Many boards of directors lack a formal plan for board refreshment, preferring to let it occur passively. Board turnover often happens passively because of shareholder activism or elective retirement, but those are less effective ways of revamping a board.
Contemporary corporate governance principles encourage a natural refreshment cycle where a governance or nominating committee assigned by the board develops a specific designated plan for nominations. Board refreshment by design takes the personal nature out of relieving board directors of their terms and sets a natural refreshment cycle into play.
The preferred process is for governance committees to set a schedule of activities that leads to a board composition that follows corporate governance principles and meets the needs of the corporation. Governance committees typically begin by reviewing the current board’s composition, succession plans and rotation schedules. The next step is to map out the skill sets that the company needs according to the long-term plan, and then try to identify any gaps. Next, the committee needs to determine if they need to make any changes in the rotation schedule and recommend changes to the bylaws accordingly.
Robust board director self-evaluations and peer review evaluations play a significant role in evaluating the freshness of the board. Peer reviews often lead current board members to the realization that their skills are outdated, and they are more willing to move on voluntarily. Standardized nomination processes help to set up the expectation that board members are required to maintain competitive skill sets during their tenure on the board.
It’s acceptable to use recruitment firms to help fill the gaps in board talent. However, boards make a mighty mistake in allowing recruitment firms to drive the nomination process on their own.
In light of keeping boards refreshed and following good corporate governance, many boards are also creating policies about “overboarding.” It’s common practice for board directors to serve on multiple boards. Directors who serve on too many boards often lack the proper time or attention for any of them. Many boards are finding that they get the most from their board directors when they have a limit of serving on a maximum of five to 10 boards.

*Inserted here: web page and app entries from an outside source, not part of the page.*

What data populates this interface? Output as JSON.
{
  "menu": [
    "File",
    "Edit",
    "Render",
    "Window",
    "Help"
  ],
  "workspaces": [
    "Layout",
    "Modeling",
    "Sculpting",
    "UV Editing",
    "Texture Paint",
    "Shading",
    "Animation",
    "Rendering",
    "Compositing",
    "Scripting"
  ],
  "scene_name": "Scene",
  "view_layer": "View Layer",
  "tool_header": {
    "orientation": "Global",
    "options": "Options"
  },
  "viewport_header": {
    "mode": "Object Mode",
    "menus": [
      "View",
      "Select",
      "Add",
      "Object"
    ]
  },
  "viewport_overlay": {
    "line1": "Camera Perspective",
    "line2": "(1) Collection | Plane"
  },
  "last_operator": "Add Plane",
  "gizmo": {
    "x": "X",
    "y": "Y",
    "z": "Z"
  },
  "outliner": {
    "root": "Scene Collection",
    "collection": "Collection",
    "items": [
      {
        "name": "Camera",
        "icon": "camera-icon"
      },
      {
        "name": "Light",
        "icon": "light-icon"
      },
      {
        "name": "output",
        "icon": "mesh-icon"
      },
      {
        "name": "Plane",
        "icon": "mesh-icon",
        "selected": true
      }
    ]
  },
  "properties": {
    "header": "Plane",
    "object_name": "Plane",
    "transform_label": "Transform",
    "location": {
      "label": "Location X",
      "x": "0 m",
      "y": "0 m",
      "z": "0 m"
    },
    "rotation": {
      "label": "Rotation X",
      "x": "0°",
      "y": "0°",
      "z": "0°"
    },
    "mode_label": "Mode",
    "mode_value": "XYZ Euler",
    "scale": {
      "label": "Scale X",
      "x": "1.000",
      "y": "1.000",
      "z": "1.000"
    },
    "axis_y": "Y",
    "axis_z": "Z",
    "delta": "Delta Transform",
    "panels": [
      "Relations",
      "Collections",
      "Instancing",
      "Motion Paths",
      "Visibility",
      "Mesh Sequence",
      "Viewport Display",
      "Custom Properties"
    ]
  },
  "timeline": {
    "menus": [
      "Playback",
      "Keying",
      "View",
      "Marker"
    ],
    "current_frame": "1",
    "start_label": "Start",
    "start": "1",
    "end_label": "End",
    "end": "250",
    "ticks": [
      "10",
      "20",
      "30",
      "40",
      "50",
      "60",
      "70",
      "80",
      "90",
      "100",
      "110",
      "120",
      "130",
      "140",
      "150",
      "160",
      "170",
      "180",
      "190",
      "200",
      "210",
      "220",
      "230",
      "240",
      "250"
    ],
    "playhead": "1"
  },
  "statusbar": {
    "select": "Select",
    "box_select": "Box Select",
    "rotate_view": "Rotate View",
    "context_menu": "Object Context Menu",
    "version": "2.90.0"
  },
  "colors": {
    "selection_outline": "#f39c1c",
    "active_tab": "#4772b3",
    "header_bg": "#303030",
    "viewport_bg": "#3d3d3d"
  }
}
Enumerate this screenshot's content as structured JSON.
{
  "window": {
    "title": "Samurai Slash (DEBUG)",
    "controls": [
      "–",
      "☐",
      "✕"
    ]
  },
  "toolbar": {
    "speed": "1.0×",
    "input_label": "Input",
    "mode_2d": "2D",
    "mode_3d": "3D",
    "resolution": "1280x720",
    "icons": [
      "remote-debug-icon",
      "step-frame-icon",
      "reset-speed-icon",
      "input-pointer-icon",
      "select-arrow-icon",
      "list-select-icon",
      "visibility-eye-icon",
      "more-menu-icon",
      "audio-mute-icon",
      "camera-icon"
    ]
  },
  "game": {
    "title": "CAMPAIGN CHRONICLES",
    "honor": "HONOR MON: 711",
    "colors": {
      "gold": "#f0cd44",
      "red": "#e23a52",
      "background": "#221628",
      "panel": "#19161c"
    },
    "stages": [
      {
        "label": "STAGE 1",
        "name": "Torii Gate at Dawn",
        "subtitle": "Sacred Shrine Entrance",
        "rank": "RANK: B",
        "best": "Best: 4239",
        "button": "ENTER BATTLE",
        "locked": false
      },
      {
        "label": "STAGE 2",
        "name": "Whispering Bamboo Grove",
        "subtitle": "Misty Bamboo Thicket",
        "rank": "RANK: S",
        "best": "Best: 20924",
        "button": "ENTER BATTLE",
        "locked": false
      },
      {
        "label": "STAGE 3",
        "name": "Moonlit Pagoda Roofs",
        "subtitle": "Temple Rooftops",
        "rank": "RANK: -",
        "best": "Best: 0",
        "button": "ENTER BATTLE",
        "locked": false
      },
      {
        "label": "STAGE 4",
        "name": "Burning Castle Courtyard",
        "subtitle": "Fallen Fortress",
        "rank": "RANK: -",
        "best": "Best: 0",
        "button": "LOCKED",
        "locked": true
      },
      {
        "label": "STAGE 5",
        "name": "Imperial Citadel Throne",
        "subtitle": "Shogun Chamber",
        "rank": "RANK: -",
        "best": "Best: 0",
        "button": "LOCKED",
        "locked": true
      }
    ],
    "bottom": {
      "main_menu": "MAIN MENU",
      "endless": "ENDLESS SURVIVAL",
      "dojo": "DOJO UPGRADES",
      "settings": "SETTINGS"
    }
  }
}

Boards that take their investors’ input into account may divert some amount of shareholder activism or unrest. Part of the process of refreshing the board may include identifying gaps between company governance and investor expectations. Taking this step gives the board the ability to develop a plan to close those gaps over time. This strategy works best when the board communicates their plans to the investors upfront.
Diversity: Looking Beyond Gender and Independence
There’s no question that the issue of diversity has become a hot topic in the corporate world. The subject of diversity typically takes the form of discussions about seeking directors who are independent, women, or both. This pressure is generating more women directors than ever before. While gender and independence are important factors in board composition, there are several other types of diversity to enhance board refreshment, including:
- Diversity of thought and action
- Ethnic diversity
- Generational diversity
- International diversity
- Technical diversity
Boards that take the time to develop a standardized nomination process will reap the rewards of a well-constructed board. A strategic process for board refreshment develops boards that are diverse, independent, dynamic and engaged.
What does that look like in practice? It’s a board that has the proper industry expertise and can ask the tough questions to get the answers they need to perform their duties of strategic planning and oversight. Well-composed and well-qualified boards have the necessary skills to challenge management, and also to challenge the hard issues from all different perspectives.